Last week I was invited to speak to students at Bryant University about how I navigated my career from trading on Wall Street, to growing a small investment advisory firm, to working for CBS. It was a great event and the students were just terrific. It was also a chance for me to reflect on what brought to me to this place in my non-traditional, winding career path.


I wasn't one of those college students who had a grand master plan about the future. In fact, I was jealous of my roommate Debra, who knew she wanted to be a doctor practically from birth. The truth is, I didn't really know what I wanted to do, so I just tried stuff that seemed interesting. My Dad was a stock and options trader on the floor of the American Stock Exchange, so there was an easy path to taste that world. When I was in college, I thought TV news was cool, so I talked my way into an internship at the local NBC affiliate in Providence, RI.

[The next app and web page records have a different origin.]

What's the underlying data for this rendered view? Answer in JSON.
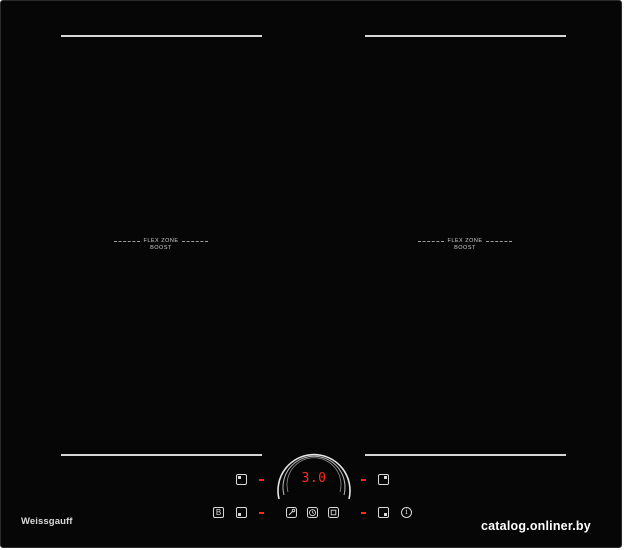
{
  "zones": {
    "left": {
      "line1": "FLEX ZONE",
      "line2": "BOOST"
    },
    "right": {
      "line1": "FLEX ZONE",
      "line2": "BOOST"
    }
  },
  "display": {
    "value": "3.0",
    "color": "#ff2a1a"
  },
  "controls": {
    "booster_key": "B",
    "info_key": "i"
  },
  "brand": {
    "name": "Weissgauff"
  },
  "watermark": {
    "text": "catalog.onliner.by"
  },
  "colors": {
    "surface": "#060606",
    "indicator": "#ff2a1a",
    "markings": "#d8d8d8"
  },
  "icons": [
    "zone-top-left-icon",
    "zone-top-right-icon",
    "zone-bottom-left-icon",
    "zone-bottom-right-icon",
    "lock-key-icon",
    "timer-icon",
    "stop-icon"
  ]
}
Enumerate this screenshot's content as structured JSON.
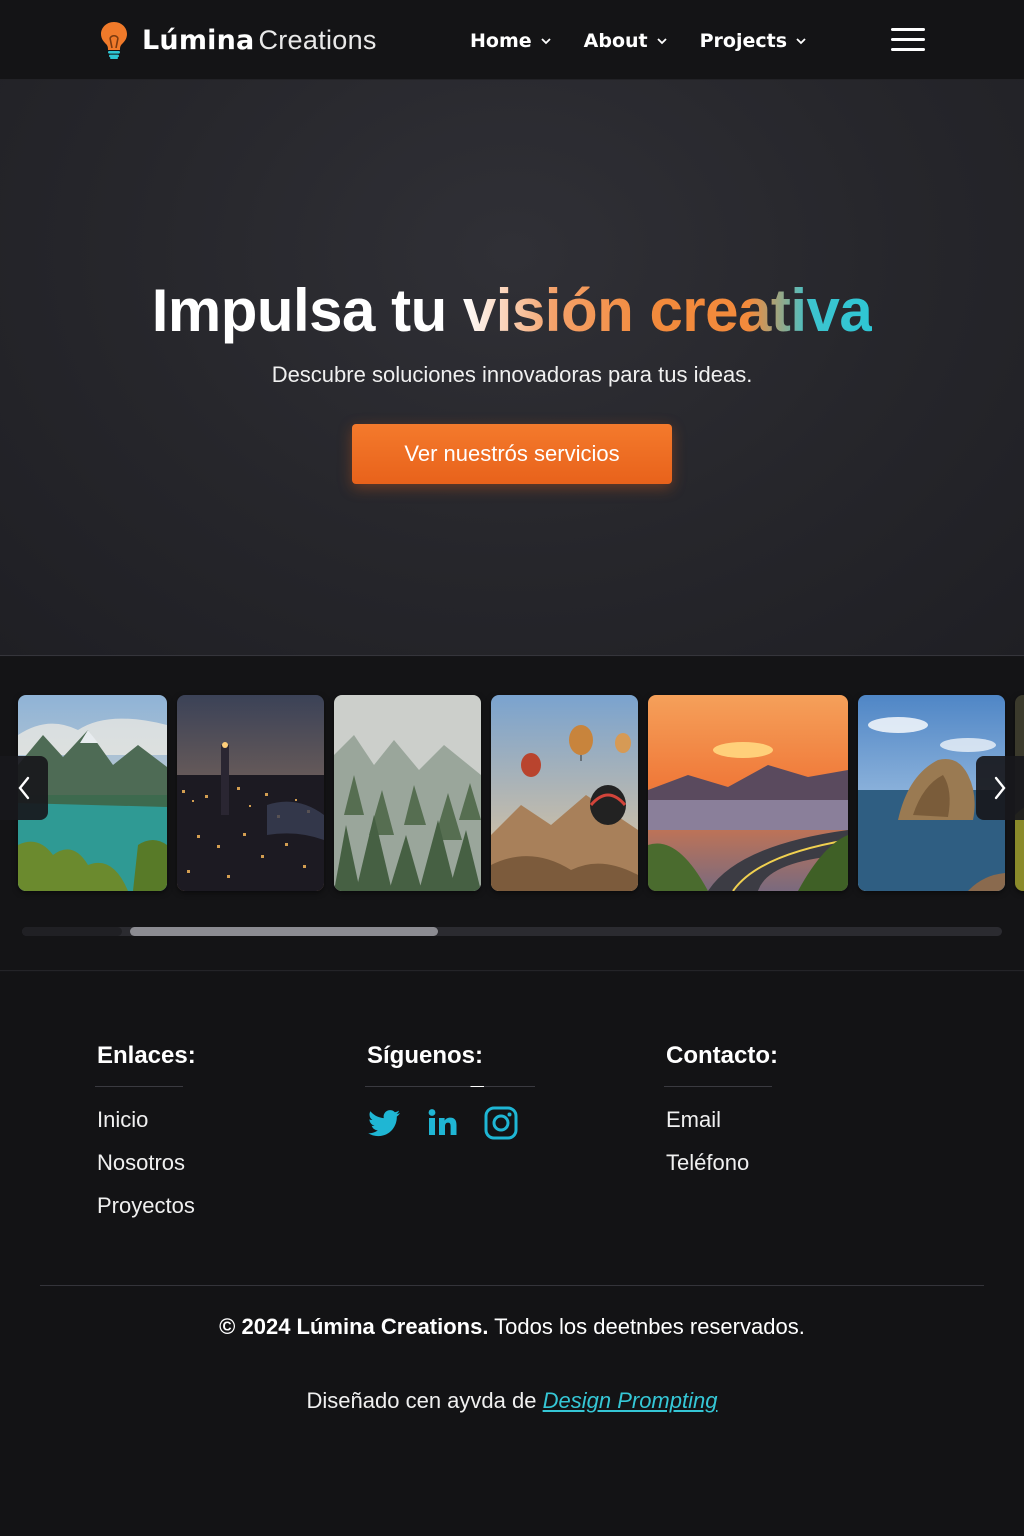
{
  "nav": {
    "brand_strong": "Lúmina",
    "brand_light": "Creations",
    "links": [
      {
        "label": "Home",
        "icon": "chevron-down-icon"
      },
      {
        "label": "About",
        "icon": "chevron-down-icon"
      },
      {
        "label": "Projects",
        "icon": "chevron-down-icon"
      }
    ],
    "menu_icon": "hamburger-menu-icon",
    "logo_icon": "lightbulb-icon"
  },
  "hero": {
    "title_plain": "Impulsa tu ",
    "title_gradient": "visión creativa",
    "subtitle": "Descubre soluciones innovadoras para tus ideas.",
    "cta_label": "Ver nuestrós servicios"
  },
  "gallery": {
    "images": [
      "mountain-lake",
      "city-night",
      "misty-forest",
      "hot-air-balloons",
      "sunset-road",
      "rock-island",
      "partial-image"
    ],
    "prev_icon": "chevron-left-icon",
    "next_icon": "chevron-right-icon",
    "scroll_position": 0.33
  },
  "footer": {
    "links_heading": "Enlaces:",
    "links": [
      "Inicio",
      "Nosotros",
      "Proyectos"
    ],
    "social_heading": "Síguenos:",
    "social_icons": [
      "twitter-icon",
      "linkedin-icon",
      "instagram-icon"
    ],
    "contact_heading": "Contacto:",
    "contact": [
      "Email",
      "Teléfono"
    ],
    "copyright_bold": "© 2024 Lúmina Creations.",
    "copyright_rest": " Todos los deetnbes reservados.",
    "credit_prefix": "Diseñado cen ayvda de ",
    "credit_link": "Design Prompting"
  },
  "colors": {
    "accent_orange": "#F07028",
    "accent_teal": "#35C7D6",
    "background": "#151518"
  }
}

From an early age, one thing became clear about my fledgling career: working hard for people often paid great dividends. In return for hard work, I found that managers wanted to give me something--maybe it was a quick pep-talk after an especially brutal trading day or perhaps an editing lesson on a slow news day. Looking back, the relationships that I formed in those early years went beyond "networking"--they were the building blocks upon which my career was created.

At the end of the talk, the students ask that I blog about the visit and some of the lessons I learned on the way. So here goes--Jill's Career Lessons (so far!):

  • Work hard at your relationships-not the quantity but the quality
  • Networking is great, but it should be bilateral, don't always ask-give something back!
  • Maximize every opportunity: identify what you like and don't like about the job at hand
  • Honor your calling or profession by trying to do best work you can
  • Be genuine to yourself and your style
  • Trust your gut: analysis is great, but if something doesn't feel right, it probably isn't
  • Have a willingness to master your given job before trying to improve it
  • Create the job you want to have
  • Be open to new routes and take chances, but don't dig in
  • Be willing to admit/see when it's not working
  • Know when to move on and leave well
  • When you don't know something, ask for help
  • Accept that sometimes clients or colleagues don't listen
  • Develop a thick skin, especially if you're in the client business
  • Respect your competition
While I hate syrupy platitudes, this one always struck a chord with me: "Remember that not getting what you want is sometimes a wonderful stroke of luck." -- Dalai Lama
Image by Flickr User tibchris, CC 2.0